- Techniques Used in Ratio Analysis
- Different Users of Ratio Analysis
- Limitations of Ratio Analysis
- Capital Structure Ratio
- Debt to Equity Ratio
- Debt Ratio
- Equity to Fixed Assets Ratio
- Proprietary Ratio
- Interest Coverage Ratio
- Degree of Financial Leverage Ratio
- Degree of Operating Leverage Ratio
- Degree of Combined Leverage Ratio
- Introduction to Cash Flow Ratios
- Cash Flow to Debt Ratio
- Free Cash Flow to Operating Cash Flow
- Operating Cash Flow to Sales Ratio
- Market Related Ratios
- Price to Earnings (PE) Ratio
- Price Earnings Growth (PEG) Ratio
- Price to Book Value Ratio
- Price to Cash Flow Ratio
- Price to Sales Ratio
- Dividend Yield Ratio
- Put Call Ratio
- Introduction to Liquidity Ratios
- Current Ratio
- Quick Ratio
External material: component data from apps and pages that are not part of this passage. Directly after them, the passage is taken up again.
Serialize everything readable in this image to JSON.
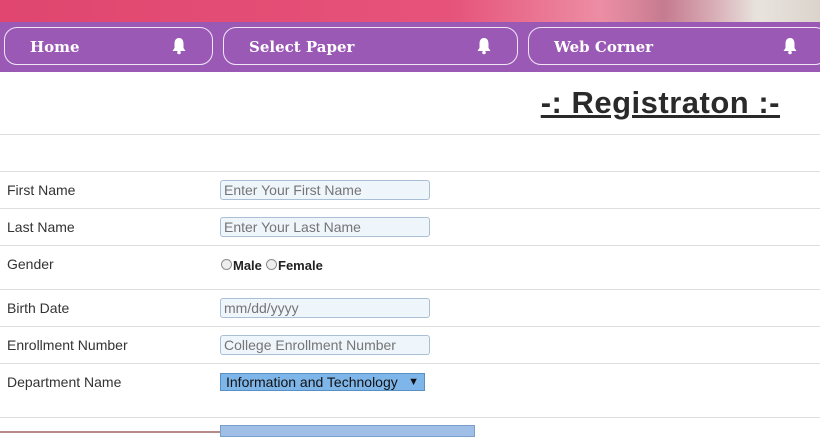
{
  "nav": {
    "items": [
      {
        "label": "Home",
        "icon": "bell-icon"
      },
      {
        "label": "Select Paper",
        "icon": "bell-icon"
      },
      {
        "label": "Web Corner",
        "icon": "bell-icon"
      }
    ]
  },
  "page": {
    "title": "-: Registraton :-"
  },
  "form": {
    "first_name": {
      "label": "First Name",
      "placeholder": "Enter Your First Name"
    },
    "last_name": {
      "label": "Last Name",
      "placeholder": "Enter Your Last Name"
    },
    "gender": {
      "label": "Gender",
      "options": [
        "Male",
        "Female"
      ]
    },
    "birth_date": {
      "label": "Birth Date",
      "placeholder": "mm/dd/yyyy"
    },
    "enrollment": {
      "label": "Enrollment Number",
      "placeholder": "College Enrollment Number"
    },
    "department": {
      "label": "Department Name",
      "selected": "Information and Technology"
    }
  },
  "colors": {
    "nav": "#9b59b6",
    "select": "#7fb6ea"
  }
}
- Cash Ratio
- What is Negative Working Capital ?
- Introduction to Turnover Ratios
- Accounts Receivable Turnover Ratio
- Accounts Payable Turnover Ratio
- How to Use AP Turnover Ratio
- Fixed Asset Turnover Ratio
- Inventory Turnover Ratio
- Working Capital to Sales Ratio
- Introduction to Profitability Ratios
- What are Common Size Statements ?
- What are Profit Margins ?
- Return on Assets (ROA) - Meaning, Formula, Assumptions and Interpretation
- Return on Equity (ROE) - Meaning, Formula, Assumptions and Interpretation
- Return on Invested Capital (ROIC)